> **WHAT IS BEING ASKED**
What you return should be the lines of the data containing "JSON", each in full.

--

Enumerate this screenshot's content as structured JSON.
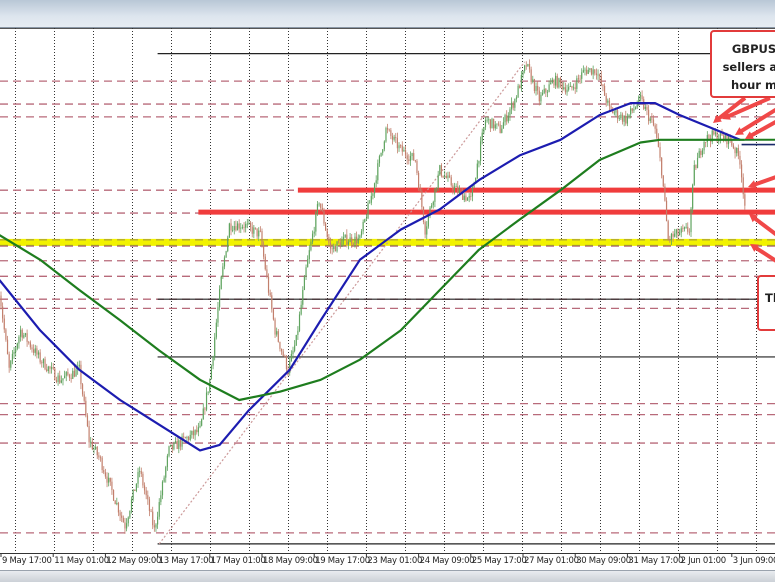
{
  "chart_data": {
    "type": "candlestick",
    "timeframe_hint": "hourly",
    "x_tick_labels": [
      "9 May 17:00",
      "11 May 01:00",
      "12 May 09:00",
      "13 May 17:00",
      "17 May 01:00",
      "18 May 09:00",
      "19 May 17:00",
      "23 May 01:00",
      "24 May 09:00",
      "25 May 17:00",
      "27 May 01:00",
      "30 May 09:00",
      "31 May 17:00",
      "2 Jun 01:00",
      "3 Jun 09:00"
    ],
    "ylim": [
      1.213,
      1.2703
    ],
    "grid": true,
    "price_path": [
      {
        "t": "9 May 16:00",
        "p": 1.2417
      },
      {
        "t": "9 May 22:00",
        "p": 1.233
      },
      {
        "t": "10 May 05:00",
        "p": 1.2373
      },
      {
        "t": "10 May 17:00",
        "p": 1.2341
      },
      {
        "t": "11 May 05:00",
        "p": 1.2319
      },
      {
        "t": "11 May 17:00",
        "p": 1.233
      },
      {
        "t": "11 May 23:00",
        "p": 1.2253
      },
      {
        "t": "12 May 06:00",
        "p": 1.2231
      },
      {
        "t": "12 May 15:00",
        "p": 1.2188
      },
      {
        "t": "12 May 21:00",
        "p": 1.216
      },
      {
        "t": "13 May 06:00",
        "p": 1.222
      },
      {
        "t": "13 May 15:00",
        "p": 1.2155
      },
      {
        "t": "16 May 00:00",
        "p": 1.2242
      },
      {
        "t": "16 May 09:00",
        "p": 1.2253
      },
      {
        "t": "16 May 19:00",
        "p": 1.2264
      },
      {
        "t": "17 May 01:00",
        "p": 1.2319
      },
      {
        "t": "17 May 08:00",
        "p": 1.2428
      },
      {
        "t": "17 May 13:00",
        "p": 1.2488
      },
      {
        "t": "17 May 22:00",
        "p": 1.2488
      },
      {
        "t": "18 May 08:00",
        "p": 1.2477
      },
      {
        "t": "18 May 13:00",
        "p": 1.2417
      },
      {
        "t": "18 May 17:00",
        "p": 1.2373
      },
      {
        "t": "19 May 01:00",
        "p": 1.233
      },
      {
        "t": "19 May 06:00",
        "p": 1.2362
      },
      {
        "t": "19 May 12:00",
        "p": 1.2439
      },
      {
        "t": "19 May 20:00",
        "p": 1.2515
      },
      {
        "t": "20 May 03:00",
        "p": 1.2461
      },
      {
        "t": "20 May 12:00",
        "p": 1.2472
      },
      {
        "t": "20 May 21:00",
        "p": 1.2472
      },
      {
        "t": "23 May 05:00",
        "p": 1.2526
      },
      {
        "t": "23 May 13:00",
        "p": 1.2592
      },
      {
        "t": "23 May 22:00",
        "p": 1.257
      },
      {
        "t": "24 May 07:00",
        "p": 1.2559
      },
      {
        "t": "24 May 13:00",
        "p": 1.2483
      },
      {
        "t": "24 May 22:00",
        "p": 1.2548
      },
      {
        "t": "25 May 08:00",
        "p": 1.2526
      },
      {
        "t": "25 May 17:00",
        "p": 1.2515
      },
      {
        "t": "26 May 02:00",
        "p": 1.2603
      },
      {
        "t": "26 May 11:00",
        "p": 1.2592
      },
      {
        "t": "26 May 20:00",
        "p": 1.2625
      },
      {
        "t": "27 May 03:00",
        "p": 1.2663
      },
      {
        "t": "27 May 11:00",
        "p": 1.2625
      },
      {
        "t": "27 May 20:00",
        "p": 1.2646
      },
      {
        "t": "30 May 06:00",
        "p": 1.2635
      },
      {
        "t": "30 May 15:00",
        "p": 1.2657
      },
      {
        "t": "30 May 22:00",
        "p": 1.2657
      },
      {
        "t": "31 May 06:00",
        "p": 1.2614
      },
      {
        "t": "31 May 16:00",
        "p": 1.2603
      },
      {
        "t": "1 Jun 01:00",
        "p": 1.2625
      },
      {
        "t": "1 Jun 10:00",
        "p": 1.2592
      },
      {
        "t": "1 Jun 14:00",
        "p": 1.2548
      },
      {
        "t": "1 Jun 18:00",
        "p": 1.2472
      },
      {
        "t": "1 Jun 22:00",
        "p": 1.2477
      },
      {
        "t": "2 Jun 07:00",
        "p": 1.2483
      },
      {
        "t": "2 Jun 10:00",
        "p": 1.2548
      },
      {
        "t": "2 Jun 16:00",
        "p": 1.2581
      },
      {
        "t": "2 Jun 22:00",
        "p": 1.2586
      },
      {
        "t": "3 Jun 08:00",
        "p": 1.2581
      },
      {
        "t": "3 Jun 14:00",
        "p": 1.2559
      },
      {
        "t": "3 Jun 17:00",
        "p": 1.251
      }
    ],
    "moving_averages": [
      {
        "color": "#1c1cb0",
        "points": [
          {
            "t": "9 May 16:00",
            "p": 1.2428
          },
          {
            "t": "10 May 17:00",
            "p": 1.2373
          },
          {
            "t": "11 May 17:00",
            "p": 1.233
          },
          {
            "t": "12 May 18:00",
            "p": 1.2297
          },
          {
            "t": "13 May 18:00",
            "p": 1.227
          },
          {
            "t": "16 May 19:00",
            "p": 1.2242
          },
          {
            "t": "17 May 07:00",
            "p": 1.2248
          },
          {
            "t": "18 May 01:00",
            "p": 1.2286
          },
          {
            "t": "19 May 02:00",
            "p": 1.233
          },
          {
            "t": "19 May 21:00",
            "p": 1.2384
          },
          {
            "t": "20 May 21:00",
            "p": 1.245
          },
          {
            "t": "23 May 22:00",
            "p": 1.2483
          },
          {
            "t": "24 May 22:00",
            "p": 1.2505
          },
          {
            "t": "25 May 22:00",
            "p": 1.2537
          },
          {
            "t": "26 May 23:00",
            "p": 1.2564
          },
          {
            "t": "30 May 00:00",
            "p": 1.2581
          },
          {
            "t": "31 May 00:00",
            "p": 1.2608
          },
          {
            "t": "31 May 19:00",
            "p": 1.2621
          },
          {
            "t": "1 Jun 10:00",
            "p": 1.2621
          },
          {
            "t": "2 Jun 01:00",
            "p": 1.2608
          },
          {
            "t": "2 Jun 19:00",
            "p": 1.2595
          },
          {
            "t": "3 Jun 14:00",
            "p": 1.2581
          }
        ]
      },
      {
        "color": "#1e7d1e",
        "points": [
          {
            "t": "9 May 16:00",
            "p": 1.2477
          },
          {
            "t": "10 May 17:00",
            "p": 1.245
          },
          {
            "t": "11 May 17:00",
            "p": 1.2417
          },
          {
            "t": "12 May 18:00",
            "p": 1.2384
          },
          {
            "t": "13 May 18:00",
            "p": 1.2351
          },
          {
            "t": "16 May 19:00",
            "p": 1.2319
          },
          {
            "t": "17 May 19:00",
            "p": 1.2297
          },
          {
            "t": "18 May 20:00",
            "p": 1.2306
          },
          {
            "t": "19 May 21:00",
            "p": 1.2319
          },
          {
            "t": "20 May 21:00",
            "p": 1.2341
          },
          {
            "t": "23 May 22:00",
            "p": 1.2373
          },
          {
            "t": "24 May 22:00",
            "p": 1.2417
          },
          {
            "t": "25 May 22:00",
            "p": 1.2461
          },
          {
            "t": "26 May 23:00",
            "p": 1.2494
          },
          {
            "t": "30 May 00:00",
            "p": 1.2526
          },
          {
            "t": "31 May 00:00",
            "p": 1.2559
          },
          {
            "t": "1 Jun 01:00",
            "p": 1.2578
          },
          {
            "t": "1 Jun 13:00",
            "p": 1.2581
          },
          {
            "t": "2 Jun 13:00",
            "p": 1.2581
          },
          {
            "t": "3 Jun 17:00",
            "p": 1.2581
          }
        ]
      }
    ],
    "horizontal_levels": {
      "dashed": [
        1.2645,
        1.262,
        1.2606,
        1.2526,
        1.2501,
        1.2472,
        1.2465,
        1.2449,
        1.2432,
        1.2407,
        1.2397,
        1.2293,
        1.2281,
        1.225,
        1.2152
      ],
      "solid": [
        {
          "p": 1.2675,
          "from": "13 May 17:00"
        },
        {
          "p": 1.2407,
          "from": "13 May 17:00"
        },
        {
          "p": 1.2344,
          "from": "13 May 17:00"
        },
        {
          "p": 1.214,
          "from": "13 May 17:00"
        }
      ],
      "red": [
        {
          "p": 1.2526,
          "from": "19 May 07:00"
        },
        {
          "p": 1.2502,
          "from": "16 May 18:00"
        }
      ],
      "yellow": [
        1.2469
      ],
      "navy": [
        {
          "p": 1.2578,
          "from": "3 Jun 15:00"
        }
      ]
    },
    "trendline": {
      "from": {
        "t": "13 May 18:00",
        "p": 1.214
      },
      "to": {
        "t": "27 May 02:00",
        "p": 1.2666
      }
    },
    "colors": {
      "up": "#5fa35f",
      "down": "#c27f6c",
      "red_level": "#f03c3c",
      "yellow_level": "#f2f200",
      "dashed_level": "#b86a7a",
      "grid": "#333333"
    }
  },
  "annotations": [
    {
      "lines": [
        "GBPUS",
        "sellers ag",
        "hour m"
      ]
    },
    {
      "lines": [
        "Th"
      ]
    }
  ]
}
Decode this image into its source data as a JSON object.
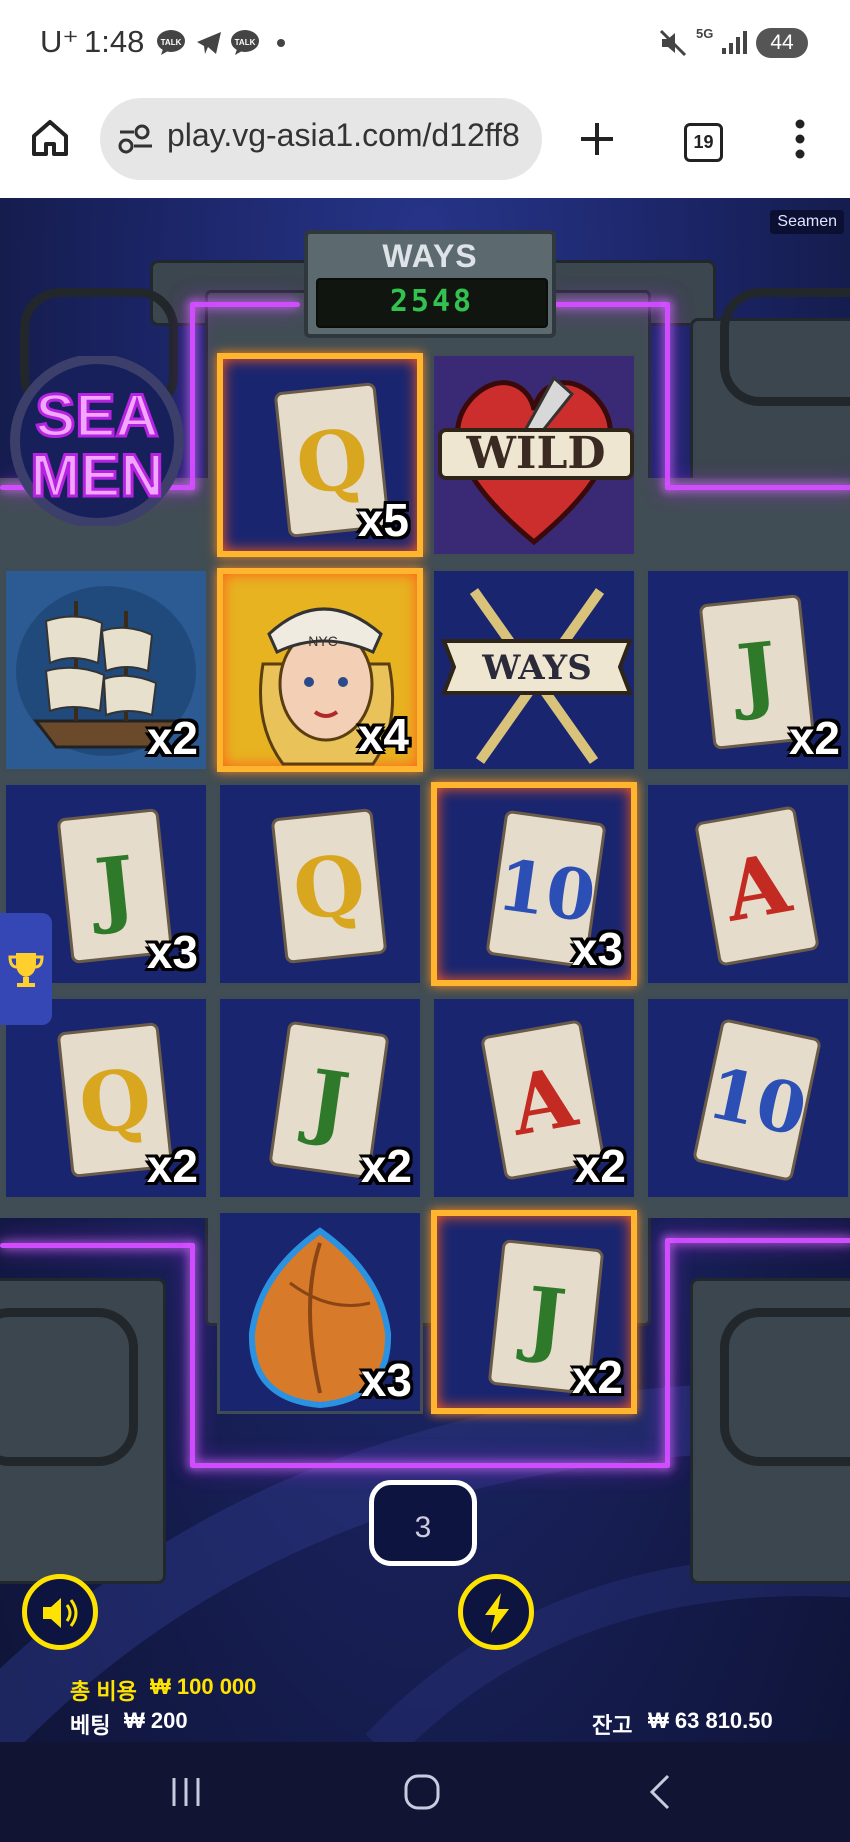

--

> **OUTPUT BELOW**
Enumerate this screenshot's content as structured JSON.
Decode this image into its source data as a JSON object.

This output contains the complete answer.